No emotion goes understated and no good deed goes unpunished in Rasit Celikezer’s thudding melodrama, “Can,” which conveys a conservative message of the obligations of women toward their children that should rile feminists of either gender. By playing needless tricks with time, the pic suggests that its story about an estranged couple and their adopted child is bigger and more expansive than it actually is. Hardly of the caliber of stronger, fest-traveling Turkish films, this Sundance special jury prizewinner will draw minor Euro buyers and fest entreaties.
In what at first seems to be a double role, Selen Ucer plays the wife of Cemal (Serdar Orcin), whose desire for a child is thwarted by his infertility; she’s also the harried, neglectful working mom of a 7-year-old boy named Can (Yusuf Berkan Demirbag). Routinely left by his mom at a park bench, Can patiently waits for her to return each day from her job in a cafe. Meanwhile, Cemal rashly makes a face-saving decision to have his wife fake a pregnancy, with plans to adopt a baby when the nine-month mark approaches.
It emerges that Ucer’s character is the same woman, Ayse, with her story broken into two simultaneously told sections seven years apart. Can is able to wait only so long for Ayse (though it’s never clear how many days or months he’s had to do this, or if this terrible routine marks a new episode in the boy’s life), and he manages for a time to find a way to follow Ayse to her work and then to retrace his steps to the park bench to keep her unaware of his spying. But when Ayse sees him outside the eatery, complications ensue.
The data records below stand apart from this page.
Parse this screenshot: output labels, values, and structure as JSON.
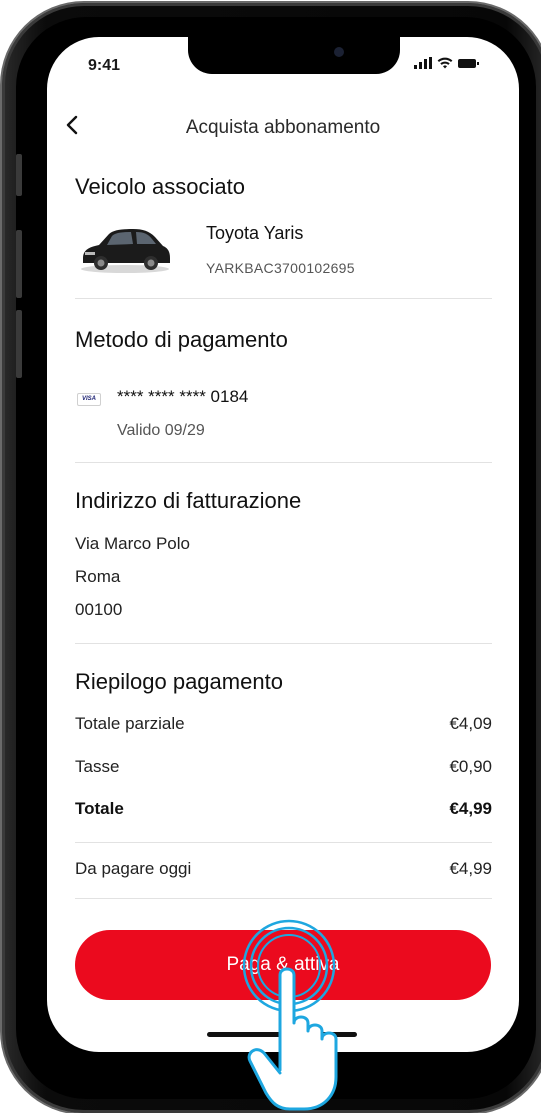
{
  "status_bar": {
    "time": "9:41",
    "icons": [
      "signal-icon",
      "wifi-icon",
      "battery-icon"
    ]
  },
  "header": {
    "back_icon": "chevron-left-icon",
    "title": "Acquista abbonamento"
  },
  "vehicle": {
    "section_title": "Veicolo associato",
    "name": "Toyota Yaris",
    "vin": "YARKBAC3700102695",
    "image_icon": "car-icon"
  },
  "payment_method": {
    "section_title": "Metodo di pagamento",
    "card_brand": "VISA",
    "card_number": "**** **** **** 0184",
    "valid": "Valido 09/29"
  },
  "billing_address": {
    "section_title": "Indirizzo di fatturazione",
    "street": "Via Marco Polo",
    "city": "Roma",
    "postcode": "00100"
  },
  "summary": {
    "section_title": "Riepilogo pagamento",
    "rows": [
      {
        "label": "Totale parziale",
        "value": "€4,09"
      },
      {
        "label": "Tasse",
        "value": "€0,90"
      },
      {
        "label": "Totale",
        "value": "€4,99"
      }
    ],
    "due_today": {
      "label": "Da pagare oggi",
      "value": "€4,99"
    }
  },
  "actions": {
    "pay_label": "Paga & attiva"
  },
  "colors": {
    "accent": "#eb0a1e",
    "tap_hint": "#1ea7e0",
    "divider": "#e2e2e2"
  }
}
Cemal’s arrangements for the adoption, with help from his factory boss, Mehmet (Erdal Cindoruk), result in a baby for whom Ayse can work up zero affection despite Cemal’s best fatherly efforts. While he resents her for not behaving like a proper mother, she nurtures a growing hatred of him for imposing this burden on them.
Celikezer’s moralistic course for Ayse requires her to gradually realize her essential maternal responsibilities while also exhibiting behavior that lacks psychological credibility. Ayse’s inability to assert her true feelings — that she can’t and won’t work up any connection let alone love for an adopted child — is a way of setting her up for her dilemma, yet her lack of a mothering instinct is never sufficiently explored. Meanwhile, after evidently having connected deeply with baby Can, Cemal suddenly leaves his family in the lurch, a similarly inexplicable and contrived act that informs the film’s second half.
The various plot contortions and temporal shifts are all designed to send Ayse a distinct message: that she had better learn to be a good mom to her adorable moppet of a son, whose sheer lovability (as Celikezer insistently directs little Demirbag) makes it all the more astounding that the woman doesn’t shower him with affection. Conversely, six straight years of utter lovelessness should have turned Can into a mighty cold kid, something this movie simply will not permit. Any way you look at it, the family dynamics simply don’t compute.
Ali Ozel’s cinematography expressively captures several Istanbul neighborhoods, and creates a strong visual contrast between exteriors and interiors. But composer Tamer Ciray’s score doesn’t help matters by blatantly telegraphing emotional responses.